Why do they do this? Likely because everyone else they ask for help or learned from did it that way. And because the standard defines are weirdly done.

Shifting by a number, typically a decimal number, will move that value over by that many binary positions. 1 << PA0 will shift 1 by PA0 to the left. Since PA0 is 0, there is no shift. But given 1 << 6 1 will become 0b1000000. Given13 << 6, it will shift 13, in binary which is 0b1101, over by 6 to become 0b1101000000 or 832.

Now, we need to see what PA0 - PA7 are defined as. These are typically defined in the specific header for your specific microcontroller, included via io.h or portpins.h

#define     PA7   7
#define     PA6   6
~
#define     PA1   1
#define     PA0   0


They are defined as their numerical position, in decimal!

They cannot be directly assigned, as bits, because they are not single bits.

If you were to do PORTA |= PA7; assuming PORTA is 0b00000000 (all off), you will get:

PORTA = PORTA | PA7; or PORTA = 0 | 7; or PORTA = 0 | 0b111

See the problem? You just turned on PA0, PA1, PA2, instead of PA7.

But PORTA |= (1 << PA7); works as you expect.

PORTA = PORTA | (1 << PA7); or PORTA = 0 | (1 << 7); or PORTA = 0 | 0b10000000;

## The Smarter way

The other, better microcontroller, the MSP430, has a standard define of bits as:
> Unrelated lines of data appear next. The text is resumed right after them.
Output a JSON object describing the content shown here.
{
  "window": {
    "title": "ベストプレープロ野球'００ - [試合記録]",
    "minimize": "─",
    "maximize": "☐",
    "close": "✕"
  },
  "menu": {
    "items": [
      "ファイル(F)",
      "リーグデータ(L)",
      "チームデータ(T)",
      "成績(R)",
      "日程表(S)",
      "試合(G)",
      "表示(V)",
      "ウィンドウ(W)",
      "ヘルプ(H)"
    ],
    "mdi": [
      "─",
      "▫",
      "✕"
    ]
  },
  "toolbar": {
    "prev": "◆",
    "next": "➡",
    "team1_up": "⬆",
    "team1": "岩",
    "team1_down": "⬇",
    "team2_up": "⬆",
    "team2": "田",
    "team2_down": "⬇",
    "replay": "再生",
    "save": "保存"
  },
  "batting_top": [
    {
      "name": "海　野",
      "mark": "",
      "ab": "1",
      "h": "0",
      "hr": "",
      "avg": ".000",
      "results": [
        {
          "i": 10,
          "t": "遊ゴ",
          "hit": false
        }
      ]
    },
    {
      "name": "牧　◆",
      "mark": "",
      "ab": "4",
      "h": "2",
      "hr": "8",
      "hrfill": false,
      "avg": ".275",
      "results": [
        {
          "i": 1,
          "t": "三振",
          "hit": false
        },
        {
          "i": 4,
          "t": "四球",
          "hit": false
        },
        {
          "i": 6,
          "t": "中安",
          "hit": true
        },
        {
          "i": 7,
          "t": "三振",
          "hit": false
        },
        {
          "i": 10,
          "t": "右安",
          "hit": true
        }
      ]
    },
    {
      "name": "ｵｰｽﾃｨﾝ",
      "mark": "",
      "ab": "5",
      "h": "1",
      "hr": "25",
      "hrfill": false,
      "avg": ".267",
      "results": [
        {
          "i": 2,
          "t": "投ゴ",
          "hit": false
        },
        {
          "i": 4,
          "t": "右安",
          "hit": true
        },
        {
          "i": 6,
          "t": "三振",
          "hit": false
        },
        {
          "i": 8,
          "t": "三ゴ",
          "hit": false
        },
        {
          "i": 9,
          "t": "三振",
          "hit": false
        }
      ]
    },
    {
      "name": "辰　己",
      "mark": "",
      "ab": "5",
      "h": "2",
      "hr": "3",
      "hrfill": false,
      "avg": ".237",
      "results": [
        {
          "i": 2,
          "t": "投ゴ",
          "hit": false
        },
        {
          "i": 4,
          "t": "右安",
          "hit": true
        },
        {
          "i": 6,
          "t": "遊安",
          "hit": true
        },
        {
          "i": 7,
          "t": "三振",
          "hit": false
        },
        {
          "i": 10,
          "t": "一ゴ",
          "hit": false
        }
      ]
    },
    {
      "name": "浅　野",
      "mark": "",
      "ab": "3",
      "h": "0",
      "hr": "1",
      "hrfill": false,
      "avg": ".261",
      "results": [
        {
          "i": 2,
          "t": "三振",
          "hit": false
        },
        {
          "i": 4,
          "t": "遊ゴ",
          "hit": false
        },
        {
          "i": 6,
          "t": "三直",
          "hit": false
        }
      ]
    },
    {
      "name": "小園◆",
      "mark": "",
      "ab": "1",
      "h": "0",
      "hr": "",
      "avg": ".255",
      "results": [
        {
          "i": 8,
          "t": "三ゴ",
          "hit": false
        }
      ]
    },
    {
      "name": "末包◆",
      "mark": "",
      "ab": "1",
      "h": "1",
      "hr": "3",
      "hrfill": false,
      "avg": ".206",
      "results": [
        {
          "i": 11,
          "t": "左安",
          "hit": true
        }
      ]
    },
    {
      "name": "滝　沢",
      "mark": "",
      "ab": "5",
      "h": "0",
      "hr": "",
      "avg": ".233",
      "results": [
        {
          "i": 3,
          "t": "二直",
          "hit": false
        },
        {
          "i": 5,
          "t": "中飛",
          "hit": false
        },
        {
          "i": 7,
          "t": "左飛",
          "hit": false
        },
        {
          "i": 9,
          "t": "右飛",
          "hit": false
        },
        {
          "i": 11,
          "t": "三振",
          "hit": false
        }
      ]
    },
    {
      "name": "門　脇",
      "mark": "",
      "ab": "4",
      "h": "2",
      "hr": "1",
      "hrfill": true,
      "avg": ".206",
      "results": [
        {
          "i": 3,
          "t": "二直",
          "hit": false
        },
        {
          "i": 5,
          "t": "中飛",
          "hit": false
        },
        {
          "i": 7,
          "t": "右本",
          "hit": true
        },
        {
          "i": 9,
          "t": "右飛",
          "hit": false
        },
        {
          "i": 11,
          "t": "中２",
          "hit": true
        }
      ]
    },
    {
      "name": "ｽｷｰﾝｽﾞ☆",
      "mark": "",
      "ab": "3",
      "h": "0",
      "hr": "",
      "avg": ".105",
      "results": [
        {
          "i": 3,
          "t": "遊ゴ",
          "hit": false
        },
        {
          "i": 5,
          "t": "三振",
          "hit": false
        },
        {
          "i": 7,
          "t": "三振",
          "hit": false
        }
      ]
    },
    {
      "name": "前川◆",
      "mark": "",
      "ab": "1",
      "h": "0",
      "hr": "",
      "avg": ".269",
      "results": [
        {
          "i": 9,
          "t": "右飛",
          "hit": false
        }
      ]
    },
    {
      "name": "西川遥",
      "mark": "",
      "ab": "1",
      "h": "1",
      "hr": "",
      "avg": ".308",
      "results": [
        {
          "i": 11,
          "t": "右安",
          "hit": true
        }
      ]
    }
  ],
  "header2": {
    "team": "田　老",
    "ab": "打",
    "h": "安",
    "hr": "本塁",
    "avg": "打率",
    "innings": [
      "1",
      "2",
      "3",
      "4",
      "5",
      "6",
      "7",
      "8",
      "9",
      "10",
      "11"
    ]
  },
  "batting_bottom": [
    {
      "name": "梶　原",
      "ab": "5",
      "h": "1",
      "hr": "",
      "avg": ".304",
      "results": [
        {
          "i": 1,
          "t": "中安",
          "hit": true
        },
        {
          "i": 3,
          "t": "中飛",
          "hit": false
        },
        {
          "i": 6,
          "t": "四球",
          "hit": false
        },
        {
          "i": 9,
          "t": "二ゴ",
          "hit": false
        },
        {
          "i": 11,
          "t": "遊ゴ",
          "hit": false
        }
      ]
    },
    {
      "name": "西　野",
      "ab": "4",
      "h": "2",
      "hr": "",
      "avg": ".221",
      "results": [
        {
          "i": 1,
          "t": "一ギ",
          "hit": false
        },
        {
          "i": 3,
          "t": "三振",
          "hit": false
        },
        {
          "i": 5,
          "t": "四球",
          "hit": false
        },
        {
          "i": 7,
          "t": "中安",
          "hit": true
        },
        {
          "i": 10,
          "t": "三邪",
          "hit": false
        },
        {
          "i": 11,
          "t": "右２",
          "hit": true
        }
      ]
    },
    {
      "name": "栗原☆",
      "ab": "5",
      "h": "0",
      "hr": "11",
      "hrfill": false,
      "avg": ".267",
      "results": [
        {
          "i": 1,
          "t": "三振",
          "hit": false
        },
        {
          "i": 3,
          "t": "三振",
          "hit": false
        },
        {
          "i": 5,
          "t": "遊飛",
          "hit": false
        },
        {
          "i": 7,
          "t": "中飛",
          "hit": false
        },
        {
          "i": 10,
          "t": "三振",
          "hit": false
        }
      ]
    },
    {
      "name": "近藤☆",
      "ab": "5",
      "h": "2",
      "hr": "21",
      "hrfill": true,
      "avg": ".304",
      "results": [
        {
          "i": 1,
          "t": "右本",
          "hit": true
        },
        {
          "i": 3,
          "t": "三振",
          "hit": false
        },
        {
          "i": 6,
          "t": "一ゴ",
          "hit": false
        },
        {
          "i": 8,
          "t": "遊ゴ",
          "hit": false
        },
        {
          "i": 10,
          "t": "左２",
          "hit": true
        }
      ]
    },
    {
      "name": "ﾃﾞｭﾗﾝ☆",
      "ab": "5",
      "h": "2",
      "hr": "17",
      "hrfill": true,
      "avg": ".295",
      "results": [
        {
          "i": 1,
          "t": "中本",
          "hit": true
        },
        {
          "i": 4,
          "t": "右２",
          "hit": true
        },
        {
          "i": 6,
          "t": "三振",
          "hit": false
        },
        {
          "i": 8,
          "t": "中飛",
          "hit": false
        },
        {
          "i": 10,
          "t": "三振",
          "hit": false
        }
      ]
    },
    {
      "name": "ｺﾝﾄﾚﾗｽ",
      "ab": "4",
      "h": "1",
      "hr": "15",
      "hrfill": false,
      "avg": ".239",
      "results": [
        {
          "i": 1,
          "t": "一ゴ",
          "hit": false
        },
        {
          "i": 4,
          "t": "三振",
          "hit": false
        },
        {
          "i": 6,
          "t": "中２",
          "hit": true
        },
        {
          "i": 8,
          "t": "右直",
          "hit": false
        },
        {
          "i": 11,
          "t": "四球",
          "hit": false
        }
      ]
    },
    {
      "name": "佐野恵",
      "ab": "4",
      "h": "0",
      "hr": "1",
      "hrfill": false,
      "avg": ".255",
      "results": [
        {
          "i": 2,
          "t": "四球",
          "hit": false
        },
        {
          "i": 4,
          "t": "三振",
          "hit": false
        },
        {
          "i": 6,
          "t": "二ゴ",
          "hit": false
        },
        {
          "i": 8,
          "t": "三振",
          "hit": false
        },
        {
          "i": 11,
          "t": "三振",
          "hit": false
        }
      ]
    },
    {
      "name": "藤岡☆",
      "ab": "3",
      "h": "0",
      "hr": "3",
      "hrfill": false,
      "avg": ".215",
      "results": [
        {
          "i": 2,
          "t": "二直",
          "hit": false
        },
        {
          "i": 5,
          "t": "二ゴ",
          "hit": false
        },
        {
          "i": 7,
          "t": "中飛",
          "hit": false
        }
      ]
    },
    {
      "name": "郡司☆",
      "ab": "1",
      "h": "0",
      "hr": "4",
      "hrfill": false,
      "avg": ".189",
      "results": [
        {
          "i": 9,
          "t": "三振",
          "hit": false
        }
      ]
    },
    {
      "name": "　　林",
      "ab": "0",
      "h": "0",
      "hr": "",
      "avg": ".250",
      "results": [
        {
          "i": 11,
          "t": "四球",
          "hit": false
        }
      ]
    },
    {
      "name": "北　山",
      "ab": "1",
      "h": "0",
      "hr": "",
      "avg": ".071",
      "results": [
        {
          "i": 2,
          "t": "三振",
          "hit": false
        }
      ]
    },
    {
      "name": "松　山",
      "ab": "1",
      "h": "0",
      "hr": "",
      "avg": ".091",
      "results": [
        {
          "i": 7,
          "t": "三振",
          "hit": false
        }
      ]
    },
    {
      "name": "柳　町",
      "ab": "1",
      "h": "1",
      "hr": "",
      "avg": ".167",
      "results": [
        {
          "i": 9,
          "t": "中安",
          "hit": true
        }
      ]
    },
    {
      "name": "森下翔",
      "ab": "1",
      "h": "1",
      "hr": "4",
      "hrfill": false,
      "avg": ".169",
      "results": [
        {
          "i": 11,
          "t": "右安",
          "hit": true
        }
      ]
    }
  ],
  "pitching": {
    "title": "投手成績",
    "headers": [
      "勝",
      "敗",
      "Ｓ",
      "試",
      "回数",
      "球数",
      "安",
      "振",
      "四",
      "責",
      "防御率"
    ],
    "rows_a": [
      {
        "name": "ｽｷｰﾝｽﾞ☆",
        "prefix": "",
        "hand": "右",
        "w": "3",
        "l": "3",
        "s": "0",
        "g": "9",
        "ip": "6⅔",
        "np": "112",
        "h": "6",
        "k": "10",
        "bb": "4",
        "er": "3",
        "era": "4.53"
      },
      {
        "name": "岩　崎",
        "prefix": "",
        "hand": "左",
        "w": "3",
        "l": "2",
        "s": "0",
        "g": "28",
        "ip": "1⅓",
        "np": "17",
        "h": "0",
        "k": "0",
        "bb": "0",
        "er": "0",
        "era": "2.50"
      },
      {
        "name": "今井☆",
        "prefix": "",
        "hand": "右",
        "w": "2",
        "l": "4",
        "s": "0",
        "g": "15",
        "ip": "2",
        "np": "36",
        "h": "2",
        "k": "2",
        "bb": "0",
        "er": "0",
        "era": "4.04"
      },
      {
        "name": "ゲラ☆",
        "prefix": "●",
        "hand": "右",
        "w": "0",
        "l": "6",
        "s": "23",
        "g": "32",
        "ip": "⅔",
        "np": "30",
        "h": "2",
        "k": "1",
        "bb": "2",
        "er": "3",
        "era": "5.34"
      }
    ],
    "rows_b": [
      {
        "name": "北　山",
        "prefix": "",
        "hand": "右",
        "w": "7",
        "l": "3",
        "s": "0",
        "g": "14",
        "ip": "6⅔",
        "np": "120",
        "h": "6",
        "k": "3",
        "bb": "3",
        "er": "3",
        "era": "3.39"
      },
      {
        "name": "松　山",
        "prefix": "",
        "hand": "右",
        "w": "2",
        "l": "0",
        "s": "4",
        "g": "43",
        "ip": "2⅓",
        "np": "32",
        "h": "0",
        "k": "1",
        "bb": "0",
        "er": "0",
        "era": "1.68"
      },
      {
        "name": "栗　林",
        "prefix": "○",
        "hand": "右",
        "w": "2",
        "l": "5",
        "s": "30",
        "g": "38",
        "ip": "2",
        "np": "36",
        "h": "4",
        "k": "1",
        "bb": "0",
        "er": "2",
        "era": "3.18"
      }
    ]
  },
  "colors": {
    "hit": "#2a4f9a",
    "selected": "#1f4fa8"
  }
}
#define BIT0                (0x0001)
#define BIT1                (0x0002)
~
#define BIT6                (0x0040)
#define BIT7                (0x0080)


These are define as their binary position, in hex. BIT0 is 0b0001, not like PA0, which is 0. BIT7 is 0b10000000, not like PA7, which is 0b111.

So direct assignments like P1OUT |= BIT7; will work the same as P1OUT |= (1 << 7); would.

Your question has already been answered, but I want to present an alternative that was a bit much for a comment. One of the first things I do when I start an embedded project is define my bit set and clear macros.

#define bitset(var,bitno) ((var) |= 1 << (bitno))
#define bitclr(var,bitno) ((var) &= ~(1 << (bitno)))


Using the macros, your code becomes:

bitset(DDRA,0);
bitset(PORTA,0);


The end result is a bit set instruction in assembly.

• You made a typo, the second line should be e.g. "bitclear". – jms Mar 18 '16 at 13:37
• Your 2nd #define, not your 2nd example. – brhans Mar 18 '16 at 13:53

Have a look here: http://nongnu.org/avr-libc/user-manual/FAQ.html#faq_use_bv

Those macros are used when setting particular bits in a register. For example: if PORTA is 8-bits wide, then PA0 is the lowest bit, PA7 is the highest. To set PA0 to 1 you have to write ("or-write") 0x01 to the register. If you want to set PA2, then you need a value that in binary will have a one in the right place, for PA2 that will be 0x04.

People don't want to remember which bit has a particular position (as other registers may have different bit names eg. CS12, CS10, ADSC etc.) so they use more abstract names. Instead of typing: PORTA = 0x04 you type PORTA = _BV(PA2) and you instantly know that it will turn pin PA2 high.